▶ Recorded data:
◇ ◇ ◇ ◇ ◇

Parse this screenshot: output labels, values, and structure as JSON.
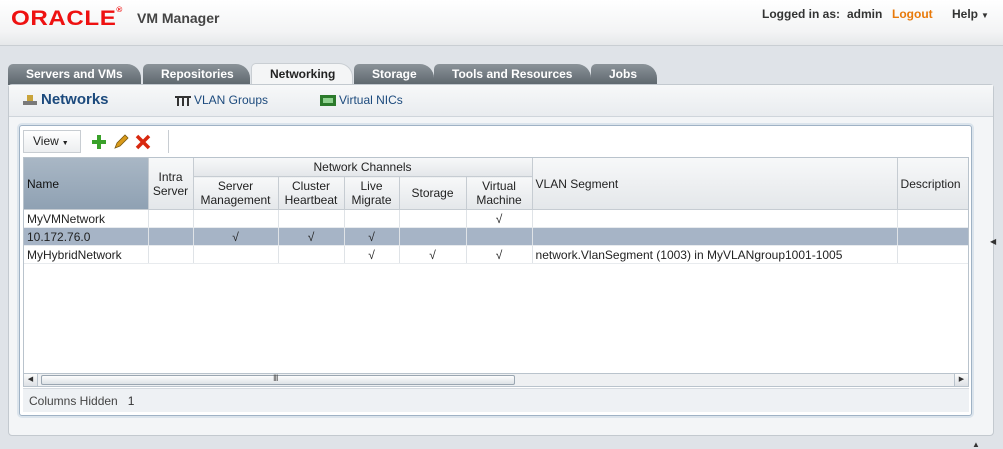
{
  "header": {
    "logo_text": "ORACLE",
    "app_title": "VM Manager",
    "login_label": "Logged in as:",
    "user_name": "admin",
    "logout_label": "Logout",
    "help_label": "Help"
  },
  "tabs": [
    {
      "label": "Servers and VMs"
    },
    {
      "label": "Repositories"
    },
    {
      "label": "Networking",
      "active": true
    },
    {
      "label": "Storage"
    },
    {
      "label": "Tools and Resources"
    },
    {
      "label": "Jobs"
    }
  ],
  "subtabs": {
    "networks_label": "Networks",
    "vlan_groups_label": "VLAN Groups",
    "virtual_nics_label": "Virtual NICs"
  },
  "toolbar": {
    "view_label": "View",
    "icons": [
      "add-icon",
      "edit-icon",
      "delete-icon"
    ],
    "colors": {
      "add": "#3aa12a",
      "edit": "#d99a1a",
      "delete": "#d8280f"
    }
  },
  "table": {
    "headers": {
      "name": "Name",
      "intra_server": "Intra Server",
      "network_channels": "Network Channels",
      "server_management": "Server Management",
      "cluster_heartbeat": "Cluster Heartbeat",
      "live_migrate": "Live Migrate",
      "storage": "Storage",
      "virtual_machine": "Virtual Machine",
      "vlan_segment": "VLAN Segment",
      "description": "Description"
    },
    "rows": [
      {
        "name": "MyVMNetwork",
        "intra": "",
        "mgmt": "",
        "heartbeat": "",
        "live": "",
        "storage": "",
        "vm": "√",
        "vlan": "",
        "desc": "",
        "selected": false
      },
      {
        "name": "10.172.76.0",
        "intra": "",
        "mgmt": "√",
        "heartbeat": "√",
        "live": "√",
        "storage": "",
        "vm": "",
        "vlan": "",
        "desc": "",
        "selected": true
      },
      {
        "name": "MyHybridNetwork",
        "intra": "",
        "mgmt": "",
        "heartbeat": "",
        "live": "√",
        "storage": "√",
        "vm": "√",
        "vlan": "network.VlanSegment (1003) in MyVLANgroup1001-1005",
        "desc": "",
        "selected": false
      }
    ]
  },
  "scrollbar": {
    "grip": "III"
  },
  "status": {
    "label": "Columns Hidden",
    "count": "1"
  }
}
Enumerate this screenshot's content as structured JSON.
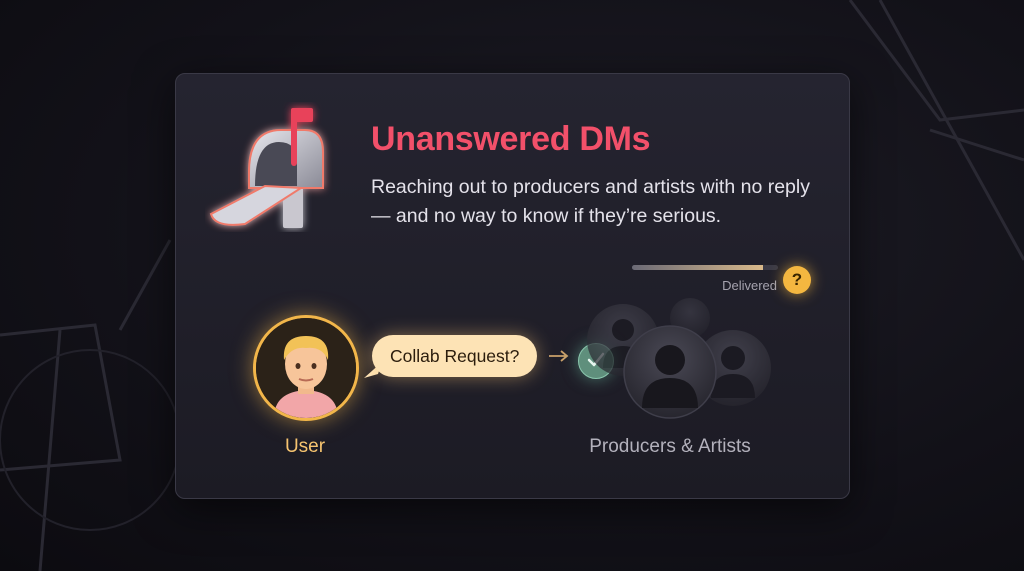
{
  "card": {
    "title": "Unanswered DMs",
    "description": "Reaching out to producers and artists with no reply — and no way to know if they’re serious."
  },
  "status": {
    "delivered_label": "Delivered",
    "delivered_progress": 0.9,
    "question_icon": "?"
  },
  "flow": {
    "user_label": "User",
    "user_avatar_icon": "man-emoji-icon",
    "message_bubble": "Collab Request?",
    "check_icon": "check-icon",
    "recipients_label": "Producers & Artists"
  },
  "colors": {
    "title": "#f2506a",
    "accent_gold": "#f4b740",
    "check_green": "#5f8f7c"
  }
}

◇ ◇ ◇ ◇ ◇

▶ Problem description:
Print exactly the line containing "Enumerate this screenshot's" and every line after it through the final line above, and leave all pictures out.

▶ Answer space:
Enumerate this screenshot's content as structured JSON.
{
  "card": {
    "title": "Unanswered DMs",
    "description": "Reaching out to producers and artists with no reply — and no way to know if they’re serious."
  },
  "status": {
    "delivered_label": "Delivered",
    "delivered_progress": 0.9,
    "question_icon": "?"
  },
  "flow": {
    "user_label": "User",
    "user_avatar_icon": "man-emoji-icon",
    "message_bubble": "Collab Request?",
    "check_icon": "check-icon",
    "recipients_label": "Producers & Artists"
  },
  "colors": {
    "title": "#f2506a",
    "accent_gold": "#f4b740",
    "check_green": "#5f8f7c"
  }
}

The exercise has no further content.